Muscle hypertrophy is dependent on the ammount of ATP present in the muscle fibers. The higher the ATP levels, the better the environment for muscle growth.
Higher repetition Sets develop the numbers of mitochondria in muscle fibers which in turn can now produce higher levels of ATP - in effect increasing strength levels and promoting higher levels of hypertrophy.
When performing low repetition sets however, mitochondria levels dont increase, and might even decrease (correct me if Im wrong). This means sub-optimal levels of ATP produced by the muscle fiber. In this instance, where does the ATP come from? Since Growth is dependent upon levels of ATP present in the muscle fiber (along many other factors), it would be reasonable to say very low repetition exercise for PROLONGED periods of time would eventually stall muscle HYPERTROPHY (not necessarily strength).
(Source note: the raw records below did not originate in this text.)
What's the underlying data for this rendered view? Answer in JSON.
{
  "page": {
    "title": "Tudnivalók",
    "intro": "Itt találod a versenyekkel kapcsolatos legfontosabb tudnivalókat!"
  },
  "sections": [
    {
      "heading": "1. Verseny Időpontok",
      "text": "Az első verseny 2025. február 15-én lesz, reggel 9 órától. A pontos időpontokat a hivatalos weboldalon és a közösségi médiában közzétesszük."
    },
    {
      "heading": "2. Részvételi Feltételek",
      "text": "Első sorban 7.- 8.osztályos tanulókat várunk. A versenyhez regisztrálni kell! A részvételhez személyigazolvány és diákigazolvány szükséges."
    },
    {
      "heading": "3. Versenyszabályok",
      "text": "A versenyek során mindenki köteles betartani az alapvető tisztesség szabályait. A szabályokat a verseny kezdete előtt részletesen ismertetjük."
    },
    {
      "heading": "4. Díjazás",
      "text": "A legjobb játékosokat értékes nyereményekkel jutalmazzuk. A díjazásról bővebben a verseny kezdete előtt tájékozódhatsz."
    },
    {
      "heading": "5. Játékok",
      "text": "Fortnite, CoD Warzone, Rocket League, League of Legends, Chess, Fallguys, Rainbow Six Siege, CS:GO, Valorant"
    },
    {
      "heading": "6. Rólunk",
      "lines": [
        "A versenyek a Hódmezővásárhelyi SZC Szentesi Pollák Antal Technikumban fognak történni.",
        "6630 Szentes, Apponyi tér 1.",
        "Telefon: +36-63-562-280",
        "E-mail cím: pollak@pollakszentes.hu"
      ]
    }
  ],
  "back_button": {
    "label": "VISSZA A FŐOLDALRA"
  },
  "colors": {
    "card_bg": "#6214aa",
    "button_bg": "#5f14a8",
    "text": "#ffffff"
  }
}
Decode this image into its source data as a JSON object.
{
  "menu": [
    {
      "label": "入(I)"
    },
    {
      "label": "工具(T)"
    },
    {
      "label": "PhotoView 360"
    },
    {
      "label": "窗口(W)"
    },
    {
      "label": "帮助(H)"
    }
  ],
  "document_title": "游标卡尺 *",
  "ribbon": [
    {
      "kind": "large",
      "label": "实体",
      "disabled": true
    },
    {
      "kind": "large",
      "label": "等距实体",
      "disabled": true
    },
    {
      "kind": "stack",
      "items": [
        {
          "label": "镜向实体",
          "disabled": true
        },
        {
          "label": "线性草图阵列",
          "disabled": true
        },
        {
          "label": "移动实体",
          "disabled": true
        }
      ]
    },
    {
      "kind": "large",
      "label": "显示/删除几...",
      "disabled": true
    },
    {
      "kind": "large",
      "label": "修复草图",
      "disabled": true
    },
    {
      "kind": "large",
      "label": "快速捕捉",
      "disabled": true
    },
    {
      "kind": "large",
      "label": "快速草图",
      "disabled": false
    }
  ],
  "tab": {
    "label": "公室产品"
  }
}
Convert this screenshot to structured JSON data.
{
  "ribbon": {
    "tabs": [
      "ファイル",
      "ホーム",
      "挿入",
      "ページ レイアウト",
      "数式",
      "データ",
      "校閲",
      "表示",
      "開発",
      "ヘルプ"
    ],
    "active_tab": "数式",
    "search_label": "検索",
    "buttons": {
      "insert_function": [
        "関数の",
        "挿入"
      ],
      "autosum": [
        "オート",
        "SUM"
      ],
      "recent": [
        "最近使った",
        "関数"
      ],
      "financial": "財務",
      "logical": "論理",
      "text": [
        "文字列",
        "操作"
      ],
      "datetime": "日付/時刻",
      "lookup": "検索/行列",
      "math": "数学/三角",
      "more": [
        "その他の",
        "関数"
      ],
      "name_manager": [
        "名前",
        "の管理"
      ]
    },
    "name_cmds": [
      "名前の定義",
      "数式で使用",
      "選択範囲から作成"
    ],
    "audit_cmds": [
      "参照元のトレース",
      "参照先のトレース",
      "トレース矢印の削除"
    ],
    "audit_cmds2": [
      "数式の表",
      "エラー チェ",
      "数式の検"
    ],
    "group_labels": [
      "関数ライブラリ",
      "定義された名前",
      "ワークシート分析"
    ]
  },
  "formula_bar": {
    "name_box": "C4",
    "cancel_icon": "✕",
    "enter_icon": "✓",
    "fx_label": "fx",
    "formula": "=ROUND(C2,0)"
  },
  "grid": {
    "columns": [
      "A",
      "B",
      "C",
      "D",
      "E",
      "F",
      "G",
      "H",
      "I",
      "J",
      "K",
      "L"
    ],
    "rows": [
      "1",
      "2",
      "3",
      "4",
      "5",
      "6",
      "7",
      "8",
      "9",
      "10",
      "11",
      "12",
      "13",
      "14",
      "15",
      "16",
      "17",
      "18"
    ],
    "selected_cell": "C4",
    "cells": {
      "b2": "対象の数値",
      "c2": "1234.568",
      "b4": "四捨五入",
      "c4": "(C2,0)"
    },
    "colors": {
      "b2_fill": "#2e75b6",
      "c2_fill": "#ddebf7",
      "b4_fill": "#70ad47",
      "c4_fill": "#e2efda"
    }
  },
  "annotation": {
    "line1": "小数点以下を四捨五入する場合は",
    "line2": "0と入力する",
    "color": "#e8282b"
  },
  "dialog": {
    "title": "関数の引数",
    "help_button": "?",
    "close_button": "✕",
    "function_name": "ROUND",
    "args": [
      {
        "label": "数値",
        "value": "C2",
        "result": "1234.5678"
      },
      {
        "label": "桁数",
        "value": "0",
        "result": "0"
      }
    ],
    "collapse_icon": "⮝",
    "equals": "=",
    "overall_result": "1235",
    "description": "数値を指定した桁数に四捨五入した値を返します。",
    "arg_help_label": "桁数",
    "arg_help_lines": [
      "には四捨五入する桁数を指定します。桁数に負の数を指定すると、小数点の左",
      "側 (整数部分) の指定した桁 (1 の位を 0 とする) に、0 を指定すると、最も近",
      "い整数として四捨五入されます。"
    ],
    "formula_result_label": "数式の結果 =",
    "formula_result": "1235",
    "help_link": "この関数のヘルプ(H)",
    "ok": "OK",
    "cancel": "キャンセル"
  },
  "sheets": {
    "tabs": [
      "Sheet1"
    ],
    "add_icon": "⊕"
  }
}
Unless, there is a major flaw in my reasoning, or if muscle fibers with little mitochondria can get ATP from other sources, then the ideal recipe for continued muscle growth would by necessity have to incroporate periods of sarcoplasmic hypertrophy where mytochondria levels go up but Actin/Myosin hypertrophy is minimal, followed by low repetition work where Actin/Myosin hypertophy occurs - now in an environment where there is an abundance of ATP. Thus, alternating moderate-high repetition with low repetition training would be a necessity, not just a cool trick for maximal hypertrophy gains.
Just rambling, and all the pieces might be out of place. Please correct me if Im wrong - and Im sure Goldberg will have some interesting contributions.